(Interface dataset entries)
####
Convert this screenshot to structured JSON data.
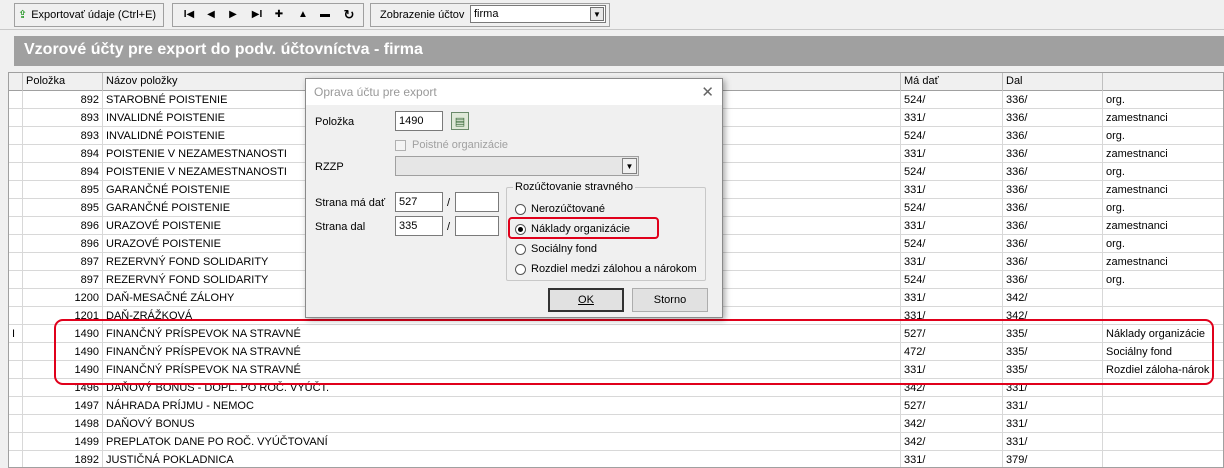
{
  "toolbar": {
    "export_label": "Exportovať údaje (Ctrl+E)",
    "nav_first": "I◀",
    "nav_prev": "◀",
    "nav_next": "▶",
    "nav_last": "▶I",
    "nav_add": "✚",
    "nav_up": "▲",
    "nav_remove": "▬",
    "nav_refresh": "↻",
    "view_label": "Zobrazenie účtov",
    "view_value": "firma"
  },
  "title": "Vzorové účty pre export do podv. účtovníctva - firma",
  "grid": {
    "headers": [
      "Položka",
      "Názov položky",
      "Má dať",
      "Dal",
      ""
    ],
    "rows": [
      {
        "marker": "",
        "item": "892",
        "name": "STAROBNÉ POISTENIE",
        "debit": "524/",
        "credit": "336/",
        "note": "org."
      },
      {
        "marker": "",
        "item": "893",
        "name": "INVALIDNÉ POISTENIE",
        "debit": "331/",
        "credit": "336/",
        "note": "zamestnanci"
      },
      {
        "marker": "",
        "item": "893",
        "name": "INVALIDNÉ POISTENIE",
        "debit": "524/",
        "credit": "336/",
        "note": "org."
      },
      {
        "marker": "",
        "item": "894",
        "name": "POISTENIE V NEZAMESTNANOSTI",
        "debit": "331/",
        "credit": "336/",
        "note": "zamestnanci"
      },
      {
        "marker": "",
        "item": "894",
        "name": "POISTENIE V NEZAMESTNANOSTI",
        "debit": "524/",
        "credit": "336/",
        "note": "org."
      },
      {
        "marker": "",
        "item": "895",
        "name": "GARANČNÉ POISTENIE",
        "debit": "331/",
        "credit": "336/",
        "note": "zamestnanci"
      },
      {
        "marker": "",
        "item": "895",
        "name": "GARANČNÉ POISTENIE",
        "debit": "524/",
        "credit": "336/",
        "note": "org."
      },
      {
        "marker": "",
        "item": "896",
        "name": "URAZOVÉ POISTENIE",
        "debit": "331/",
        "credit": "336/",
        "note": "zamestnanci"
      },
      {
        "marker": "",
        "item": "896",
        "name": "URAZOVÉ POISTENIE",
        "debit": "524/",
        "credit": "336/",
        "note": "org."
      },
      {
        "marker": "",
        "item": "897",
        "name": "REZERVNÝ FOND SOLIDARITY",
        "debit": "331/",
        "credit": "336/",
        "note": "zamestnanci"
      },
      {
        "marker": "",
        "item": "897",
        "name": "REZERVNÝ FOND SOLIDARITY",
        "debit": "524/",
        "credit": "336/",
        "note": "org."
      },
      {
        "marker": "",
        "item": "1200",
        "name": "DAŇ-MESAČNÉ ZÁLOHY",
        "debit": "331/",
        "credit": "342/",
        "note": ""
      },
      {
        "marker": "",
        "item": "1201",
        "name": "DAŇ-ZRÁŽKOVÁ",
        "debit": "331/",
        "credit": "342/",
        "note": ""
      },
      {
        "marker": "I",
        "item": "1490",
        "name": "FINANČNÝ PRÍSPEVOK NA STRAVNÉ",
        "debit": "527/",
        "credit": "335/",
        "note": "Náklady organizácie"
      },
      {
        "marker": "",
        "item": "1490",
        "name": "FINANČNÝ PRÍSPEVOK NA STRAVNÉ",
        "debit": "472/",
        "credit": "335/",
        "note": "Sociálny fond"
      },
      {
        "marker": "",
        "item": "1490",
        "name": "FINANČNÝ PRÍSPEVOK NA STRAVNÉ",
        "debit": "331/",
        "credit": "335/",
        "note": "Rozdiel záloha-nárok"
      },
      {
        "marker": "",
        "item": "1496",
        "name": "DAŇOVÝ BONUS - DOPL. PO ROČ. VYÚČT.",
        "debit": "342/",
        "credit": "331/",
        "note": ""
      },
      {
        "marker": "",
        "item": "1497",
        "name": "NÁHRADA PRÍJMU - NEMOC",
        "debit": "527/",
        "credit": "331/",
        "note": ""
      },
      {
        "marker": "",
        "item": "1498",
        "name": "DAŇOVÝ BONUS",
        "debit": "342/",
        "credit": "331/",
        "note": ""
      },
      {
        "marker": "",
        "item": "1499",
        "name": "PREPLATOK DANE PO ROČ. VYÚČTOVANÍ",
        "debit": "342/",
        "credit": "331/",
        "note": ""
      },
      {
        "marker": "",
        "item": "1892",
        "name": "JUSTIČNÁ POKLADNICA",
        "debit": "331/",
        "credit": "379/",
        "note": ""
      }
    ]
  },
  "dialog": {
    "title": "Oprava účtu pre export",
    "close": "✕",
    "item_label": "Položka",
    "item_value": "1490",
    "insurance_org_label": "Poistné organizácie",
    "rzzp_label": "RZZP",
    "debit_label": "Strana má dať",
    "debit_value": "527",
    "credit_label": "Strana dal",
    "credit_value": "335",
    "slash": "/",
    "group_title": "Rozúčtovanie stravného",
    "options": [
      "Nerozúčtované",
      "Náklady organizácie",
      "Sociálny fond",
      "Rozdiel medzi zálohou a nárokom"
    ],
    "selected_option": 1,
    "ok_label": "OK",
    "cancel_label": "Storno"
  }
}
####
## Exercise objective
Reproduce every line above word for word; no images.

## Solution to the problem
Convert this screenshot to structured JSON data.
{
  "toolbar": {
    "export_label": "Exportovať údaje (Ctrl+E)",
    "nav_first": "I◀",
    "nav_prev": "◀",
    "nav_next": "▶",
    "nav_last": "▶I",
    "nav_add": "✚",
    "nav_up": "▲",
    "nav_remove": "▬",
    "nav_refresh": "↻",
    "view_label": "Zobrazenie účtov",
    "view_value": "firma"
  },
  "title": "Vzorové účty pre export do podv. účtovníctva - firma",
  "grid": {
    "headers": [
      "Položka",
      "Názov položky",
      "Má dať",
      "Dal",
      ""
    ],
    "rows": [
      {
        "marker": "",
        "item": "892",
        "name": "STAROBNÉ POISTENIE",
        "debit": "524/",
        "credit": "336/",
        "note": "org."
      },
      {
        "marker": "",
        "item": "893",
        "name": "INVALIDNÉ POISTENIE",
        "debit": "331/",
        "credit": "336/",
        "note": "zamestnanci"
      },
      {
        "marker": "",
        "item": "893",
        "name": "INVALIDNÉ POISTENIE",
        "debit": "524/",
        "credit": "336/",
        "note": "org."
      },
      {
        "marker": "",
        "item": "894",
        "name": "POISTENIE V NEZAMESTNANOSTI",
        "debit": "331/",
        "credit": "336/",
        "note": "zamestnanci"
      },
      {
        "marker": "",
        "item": "894",
        "name": "POISTENIE V NEZAMESTNANOSTI",
        "debit": "524/",
        "credit": "336/",
        "note": "org."
      },
      {
        "marker": "",
        "item": "895",
        "name": "GARANČNÉ POISTENIE",
        "debit": "331/",
        "credit": "336/",
        "note": "zamestnanci"
      },
      {
        "marker": "",
        "item": "895",
        "name": "GARANČNÉ POISTENIE",
        "debit": "524/",
        "credit": "336/",
        "note": "org."
      },
      {
        "marker": "",
        "item": "896",
        "name": "URAZOVÉ POISTENIE",
        "debit": "331/",
        "credit": "336/",
        "note": "zamestnanci"
      },
      {
        "marker": "",
        "item": "896",
        "name": "URAZOVÉ POISTENIE",
        "debit": "524/",
        "credit": "336/",
        "note": "org."
      },
      {
        "marker": "",
        "item": "897",
        "name": "REZERVNÝ FOND SOLIDARITY",
        "debit": "331/",
        "credit": "336/",
        "note": "zamestnanci"
      },
      {
        "marker": "",
        "item": "897",
        "name": "REZERVNÝ FOND SOLIDARITY",
        "debit": "524/",
        "credit": "336/",
        "note": "org."
      },
      {
        "marker": "",
        "item": "1200",
        "name": "DAŇ-MESAČNÉ ZÁLOHY",
        "debit": "331/",
        "credit": "342/",
        "note": ""
      },
      {
        "marker": "",
        "item": "1201",
        "name": "DAŇ-ZRÁŽKOVÁ",
        "debit": "331/",
        "credit": "342/",
        "note": ""
      },
      {
        "marker": "I",
        "item": "1490",
        "name": "FINANČNÝ PRÍSPEVOK NA STRAVNÉ",
        "debit": "527/",
        "credit": "335/",
        "note": "Náklady organizácie"
      },
      {
        "marker": "",
        "item": "1490",
        "name": "FINANČNÝ PRÍSPEVOK NA STRAVNÉ",
        "debit": "472/",
        "credit": "335/",
        "note": "Sociálny fond"
      },
      {
        "marker": "",
        "item": "1490",
        "name": "FINANČNÝ PRÍSPEVOK NA STRAVNÉ",
        "debit": "331/",
        "credit": "335/",
        "note": "Rozdiel záloha-nárok"
      },
      {
        "marker": "",
        "item": "1496",
        "name": "DAŇOVÝ BONUS - DOPL. PO ROČ. VYÚČT.",
        "debit": "342/",
        "credit": "331/",
        "note": ""
      },
      {
        "marker": "",
        "item": "1497",
        "name": "NÁHRADA PRÍJMU - NEMOC",
        "debit": "527/",
        "credit": "331/",
        "note": ""
      },
      {
        "marker": "",
        "item": "1498",
        "name": "DAŇOVÝ BONUS",
        "debit": "342/",
        "credit": "331/",
        "note": ""
      },
      {
        "marker": "",
        "item": "1499",
        "name": "PREPLATOK DANE PO ROČ. VYÚČTOVANÍ",
        "debit": "342/",
        "credit": "331/",
        "note": ""
      },
      {
        "marker": "",
        "item": "1892",
        "name": "JUSTIČNÁ POKLADNICA",
        "debit": "331/",
        "credit": "379/",
        "note": ""
      }
    ]
  },
  "dialog": {
    "title": "Oprava účtu pre export",
    "close": "✕",
    "item_label": "Položka",
    "item_value": "1490",
    "insurance_org_label": "Poistné organizácie",
    "rzzp_label": "RZZP",
    "debit_label": "Strana má dať",
    "debit_value": "527",
    "credit_label": "Strana dal",
    "credit_value": "335",
    "slash": "/",
    "group_title": "Rozúčtovanie stravného",
    "options": [
      "Nerozúčtované",
      "Náklady organizácie",
      "Sociálny fond",
      "Rozdiel medzi zálohou a nárokom"
    ],
    "selected_option": 1,
    "ok_label": "OK",
    "cancel_label": "Storno"
  }
}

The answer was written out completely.